In our technological culture, many students are disconnected from nature, expressing indifference or fear of wild places. Even those who focus on ecology/environmental science are often woefully ignorant of natural history. Yet in this time of collapsing biodiversity and rapid environmental change, we need students who develop abilities to engage creatively in these problems, as scientists trained in field ecology, and as educated, aware members of the public who can make informed decisions. To address these concerns, I teach several highly experiential courses that combine outdoor ecological and artistic exploration. Educators today increasingly recognize that students perform better if they are not only intellectually, but emotionally and creatively engaged. My interdisciplinary courses explore whether combining art with ecology (1) increases student engagement, (2) deepens appreciation for the natural world, and (3) enhances understanding of approaches of both disciplines, thereby satisfying general education requirements in natural science and art. These courses began with my collaboration with art professor Andrew Wykes on a study-abroad course then expanded to courses that I teach alone. In these courses, students create visual art (digital photography, drawing, sculpture), design and conduct field research on topics of their choosing, and write reflections about their discoveries.
Students filled courses, with far more applying than could fit in the team-taught study abroad courses.

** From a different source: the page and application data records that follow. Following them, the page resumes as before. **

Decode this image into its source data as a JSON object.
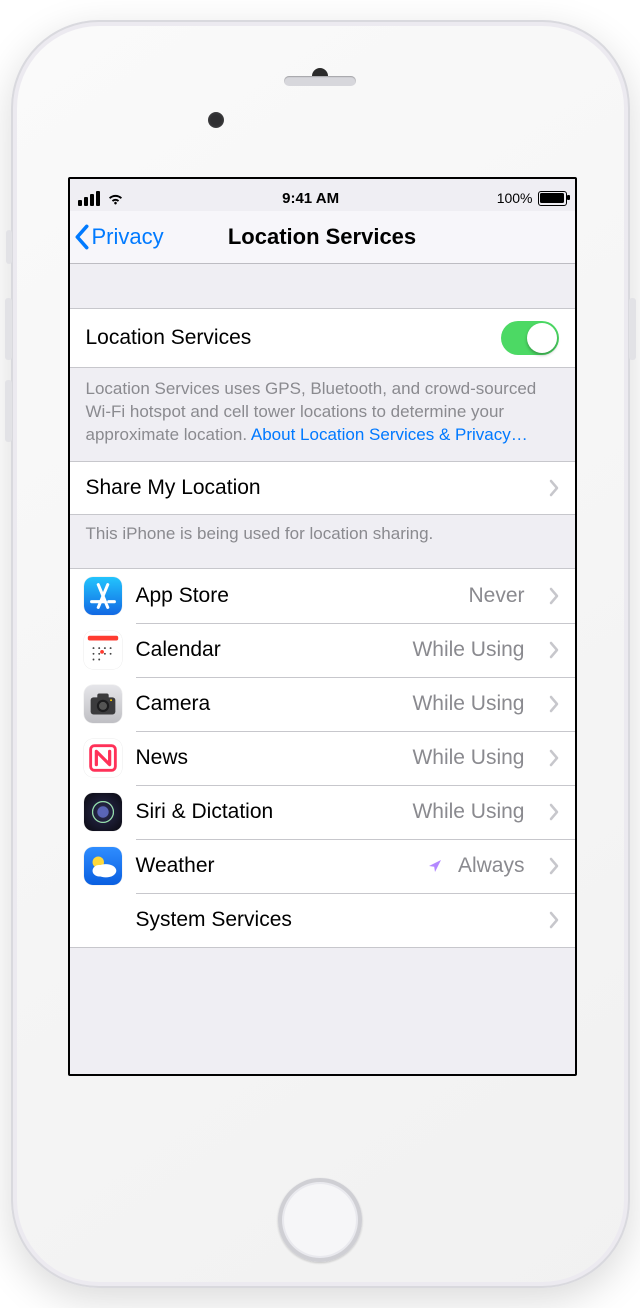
{
  "status": {
    "time": "9:41 AM",
    "battery_pct": "100%"
  },
  "nav": {
    "back_label": "Privacy",
    "title": "Location Services"
  },
  "master_toggle": {
    "label": "Location Services",
    "on": true
  },
  "toggle_footer": {
    "text": "Location Services uses GPS, Bluetooth, and crowd-sourced Wi-Fi hotspot and cell tower locations to determine your approximate location. ",
    "link_text": "About Location Services & Privacy…"
  },
  "share": {
    "label": "Share My Location",
    "footer": "This iPhone is being used for location sharing."
  },
  "apps": [
    {
      "id": "appstore",
      "name": "App Store",
      "value": "Never",
      "indicator": false
    },
    {
      "id": "calendar",
      "name": "Calendar",
      "value": "While Using",
      "indicator": false
    },
    {
      "id": "camera",
      "name": "Camera",
      "value": "While Using",
      "indicator": false
    },
    {
      "id": "news",
      "name": "News",
      "value": "While Using",
      "indicator": false
    },
    {
      "id": "siri",
      "name": "Siri & Dictation",
      "value": "While Using",
      "indicator": false
    },
    {
      "id": "weather",
      "name": "Weather",
      "value": "Always",
      "indicator": true
    }
  ],
  "system_services": {
    "label": "System Services"
  }
}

Students included first-year through seniors in majors from business and social sciences to art and natural science. Highly engaged, students typically arrived early to class, missed class rarely if at all, and participated in class activities with enthusiasm. In courses where students used Likert scales (1-5) on evaluations, 97% agreed their course deepened their appreciation of the natural world (N = 36 who answered). Students seemed to gain enhanced understanding of disciplinary approaches of art and science by comparing the fields directly in the same course. Course activities that increased understanding included linking art principles with ecological concepts while viewing organisms in the field (e.g. art color theory applied to discussions of animal coloration for signaling or camouflage) and having students follow their interests by designing field-research mini-projects, creating related artwork and leading “nature-art” walks to teach others about their discoveries. Nature-anxiety was reduced when students wandered alone to appealing places where they created sculptures from natural materials. I encourage ecologists to create similar courses by partnering with artists or, for ecologists with artistic skills, explore ways to bring art into their courses.